_YOUR INSTRUCTIONS_. Taking the lines below one at a time, count those with the string "JSON" and give the result alone.

--- START ---

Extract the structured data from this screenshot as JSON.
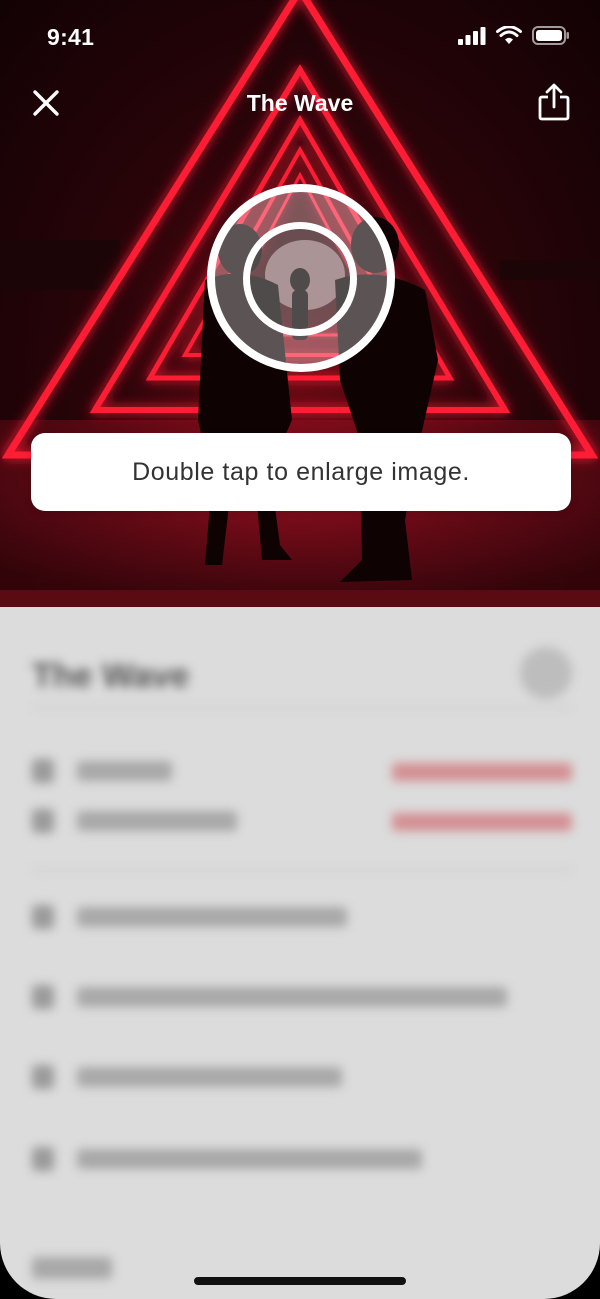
{
  "status_bar": {
    "time": "9:41"
  },
  "nav": {
    "title": "The Wave",
    "close_icon": "close-icon",
    "share_icon": "share-icon"
  },
  "hint": {
    "message": "Double tap to enlarge image.",
    "gesture_icon": "double-tap-gesture-icon"
  },
  "details": {
    "title": "The Wave"
  },
  "colors": {
    "neon": "#ff1a35",
    "photo_dark": "#120204",
    "sheet_bg": "#dcdcdc",
    "link_red": "#d48f93"
  }
}
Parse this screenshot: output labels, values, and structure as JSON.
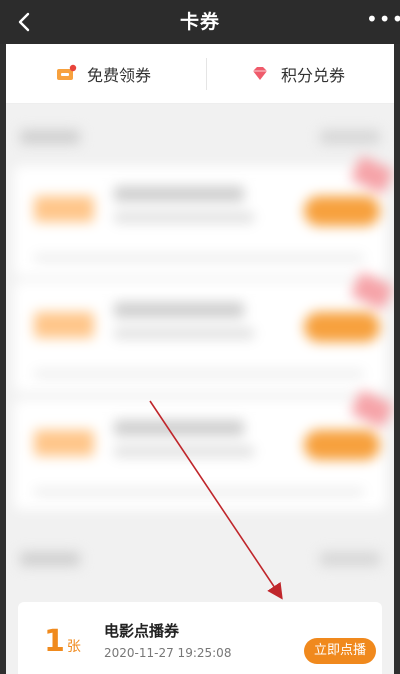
{
  "header": {
    "title": "卡券",
    "back_icon": "chevron-left-icon",
    "more_icon": "more-dots-icon",
    "more_text": "•••"
  },
  "tabs": [
    {
      "label": "免费领券",
      "icon": "ticket-icon",
      "icon_color": "#f7a13e",
      "dot_color": "#e8433b"
    },
    {
      "label": "积分兑券",
      "icon": "diamond-icon",
      "icon_color": "#ef5b6b"
    }
  ],
  "coupon": {
    "count": "1",
    "count_unit": "张",
    "name": "电影点播券",
    "time": "2020-11-27 19:25:08",
    "button_label": "立即点播"
  },
  "colors": {
    "accent": "#f0891d",
    "annotation_arrow": "#c0262b"
  }
}
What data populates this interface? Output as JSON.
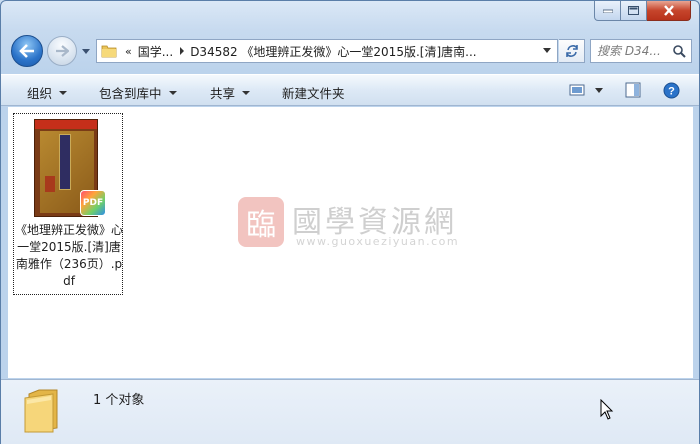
{
  "nav": {
    "breadcrumb_root": "国学...",
    "breadcrumb_current": "D34582 《地理辨正发微》心一堂2015版.[清]唐南...",
    "search_placeholder": "搜索 D34..."
  },
  "toolbar": {
    "organize": "组织",
    "include_in_library": "包含到库中",
    "share": "共享",
    "new_folder": "新建文件夹"
  },
  "file": {
    "name": "《地理辨正发微》心一堂2015版.[清]唐南雅作（236页）.pdf",
    "badge": "PDF",
    "thumb_banner": "PDF"
  },
  "watermark": {
    "seal": "臨",
    "title": "國學資源網",
    "url": "www.guoxueziyuan.com"
  },
  "details": {
    "count_text": "1 个对象"
  },
  "colors": {
    "accent_blue": "#2b73c9",
    "close_red": "#c6452c",
    "window_frame": "#bcd3ec"
  }
}
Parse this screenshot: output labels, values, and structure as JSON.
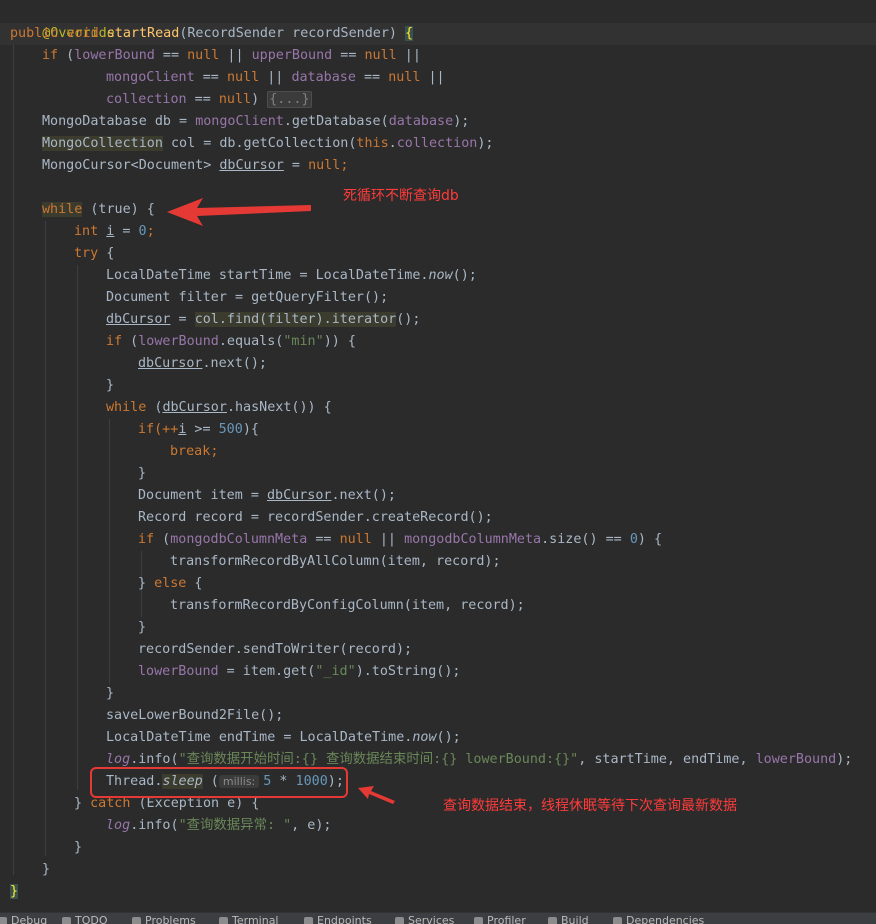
{
  "code": {
    "annotation": "@Override",
    "kw_public": "public",
    "kw_void": "void",
    "method_name": "startRead",
    "param_type": "(RecordSender recordSender) ",
    "open_brace": "{",
    "kw_if": "if",
    "if1_open": " (",
    "f_lowerBound": "lowerBound",
    "eq_null": " == ",
    "kw_null": "null",
    "or": " || ",
    "f_upperBound": "upperBound",
    "f_mongoClient": "mongoClient",
    "f_database": "database",
    "f_collection": "collection",
    "paren_close": ") ",
    "folded": "{...}",
    "l5_a": "MongoDatabase db = ",
    "l5_b": ".getDatabase(",
    "l5_c": ");",
    "l6_type": "MongoCollection",
    "l6_a": " col = db.getCollection(",
    "kw_this": "this",
    "l6_b": ".",
    "l7_a": "MongoCursor<Document> ",
    "v_dbCursor": "dbCursor",
    "l7_b": " = ",
    "semi": ";",
    "kw_while": "while",
    "kw_true": " (true) {",
    "kw_int": "int",
    "v_i": "i",
    "eq": " = ",
    "n_0": "0",
    "kw_try": "try",
    "brace_open": " {",
    "l12": "LocalDateTime startTime = LocalDateTime.",
    "m_now": "now",
    "call_end": "();",
    "l13": "Document filter = getQueryFilter();",
    "l14_a": "col.find(filter).iterator",
    "l15_a": ".equals(",
    "s_min": "\"min\"",
    "l15_b": ")) {",
    "l16": ".next();",
    "close_brace": "}",
    "l18_a": ".hasNext()) {",
    "l19_a": "if(++",
    "l19_b": " >= ",
    "n_500": "500",
    "l19_c": "){",
    "kw_break": "break",
    "l22_a": "Document item = ",
    "l22_b": ".next();",
    "l23": "Record record = recordSender.createRecord();",
    "f_mongoMeta": "mongodbColumnMeta",
    "l24_a": ".size() == ",
    "l24_b": ") {",
    "l25": "transformRecordByAllColumn(item, record);",
    "kw_else": "else",
    "l27": "transformRecordByConfigColumn(item, record);",
    "l29": "recordSender.sendToWriter(record);",
    "l30_a": " = item.get(",
    "s_id": "\"_id\"",
    "l30_b": ").toString();",
    "l32": "saveLowerBound2File();",
    "l33": "LocalDateTime endTime = LocalDateTime.",
    "f_log": "log",
    "l34_a": ".info(",
    "s_log1": "\"查询数据开始时间:{} 查询数据结束时间:{} lowerBound:{}\"",
    "l34_b": ", startTime, endTime, ",
    "l34_c": ");",
    "l35_a": "Thread.",
    "m_sleep": "sleep",
    "hint_millis": "millis:",
    "n_5": "5",
    "mul": " * ",
    "n_1000": "1000",
    "kw_catch": "catch",
    "l36_a": " (Exception e) {",
    "s_log2": "\"查询数据异常: \"",
    "l37_b": ", e);",
    "comma": ", "
  },
  "annotations": {
    "note1": "死循环不断查询db",
    "note2": "查询数据结束，线程休眠等待下次查询最新数据"
  },
  "tool_windows": [
    {
      "label": "Debug",
      "icon": "debug-icon"
    },
    {
      "label": "TODO",
      "icon": "todo-icon"
    },
    {
      "label": "Problems",
      "icon": "problems-icon"
    },
    {
      "label": "Terminal",
      "icon": "terminal-icon"
    },
    {
      "label": "Endpoints",
      "icon": "endpoints-icon"
    },
    {
      "label": "Services",
      "icon": "services-icon"
    },
    {
      "label": "Profiler",
      "icon": "profiler-icon"
    },
    {
      "label": "Build",
      "icon": "build-icon"
    },
    {
      "label": "Dependencies",
      "icon": "dependencies-icon"
    }
  ],
  "colors": {
    "background": "#2b2b2b",
    "keyword": "#cc7832",
    "field": "#9876aa",
    "method_decl": "#ffc66d",
    "number": "#6897bb",
    "string": "#6a8759",
    "annotation_red": "#e53935"
  }
}
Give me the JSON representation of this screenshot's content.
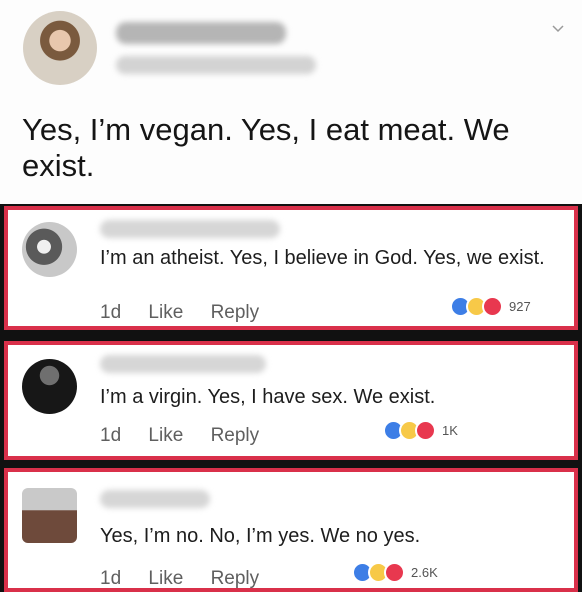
{
  "post": {
    "text": "Yes, I’m vegan. Yes, I eat meat. We exist."
  },
  "comments": [
    {
      "text": "I’m an atheist. Yes, I believe in God. Yes, we exist.",
      "time": "1d",
      "like_label": "Like",
      "reply_label": "Reply",
      "reaction_count": "927"
    },
    {
      "text": "I’m a virgin. Yes, I have sex. We exist.",
      "time": "1d",
      "like_label": "Like",
      "reply_label": "Reply",
      "reaction_count": "1K"
    },
    {
      "text": "Yes, I’m no. No, I’m yes. We no yes.",
      "time": "1d",
      "like_label": "Like",
      "reply_label": "Reply",
      "reaction_count": "2.6K"
    }
  ],
  "colors": {
    "highlight_border": "#d9304a",
    "like": "#3d7ee6",
    "haha": "#f7c948",
    "love": "#e8384f"
  },
  "icons": [
    "chevron-down-icon",
    "like-reaction-icon",
    "haha-reaction-icon",
    "love-reaction-icon"
  ]
}
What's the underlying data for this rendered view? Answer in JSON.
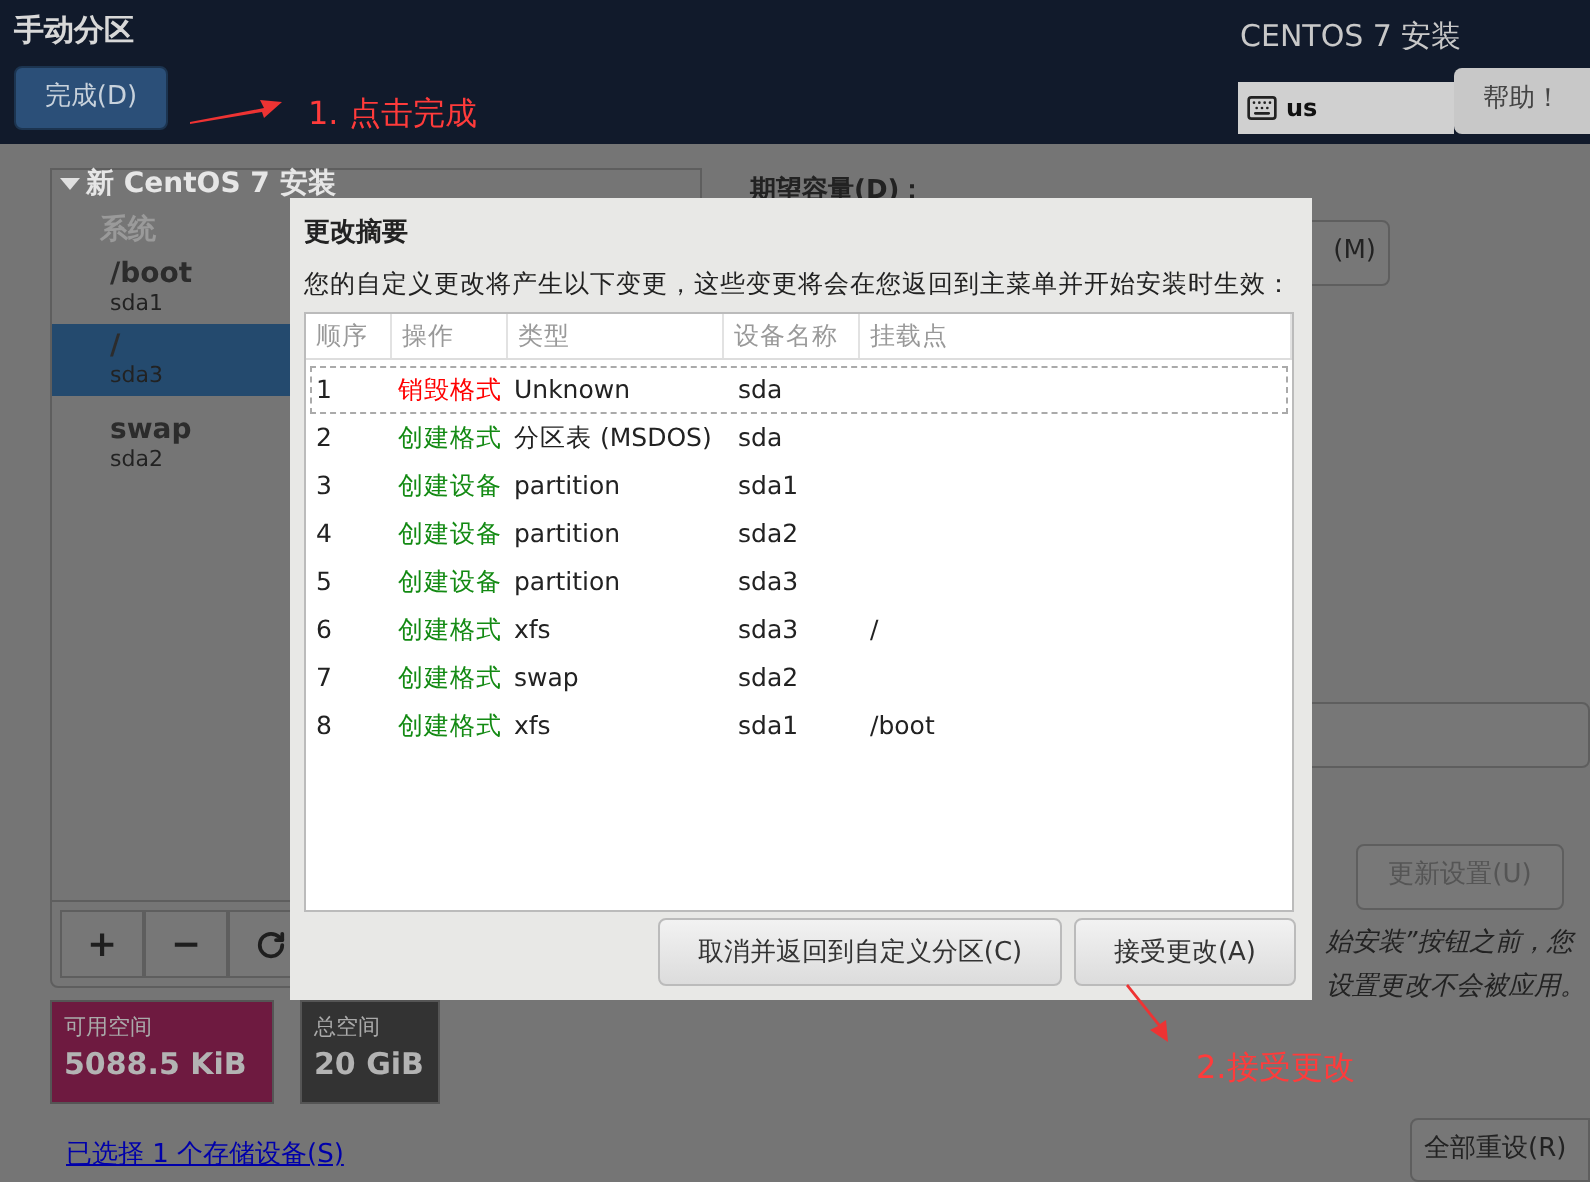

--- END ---

_WRITTEN SOLUTION_. 6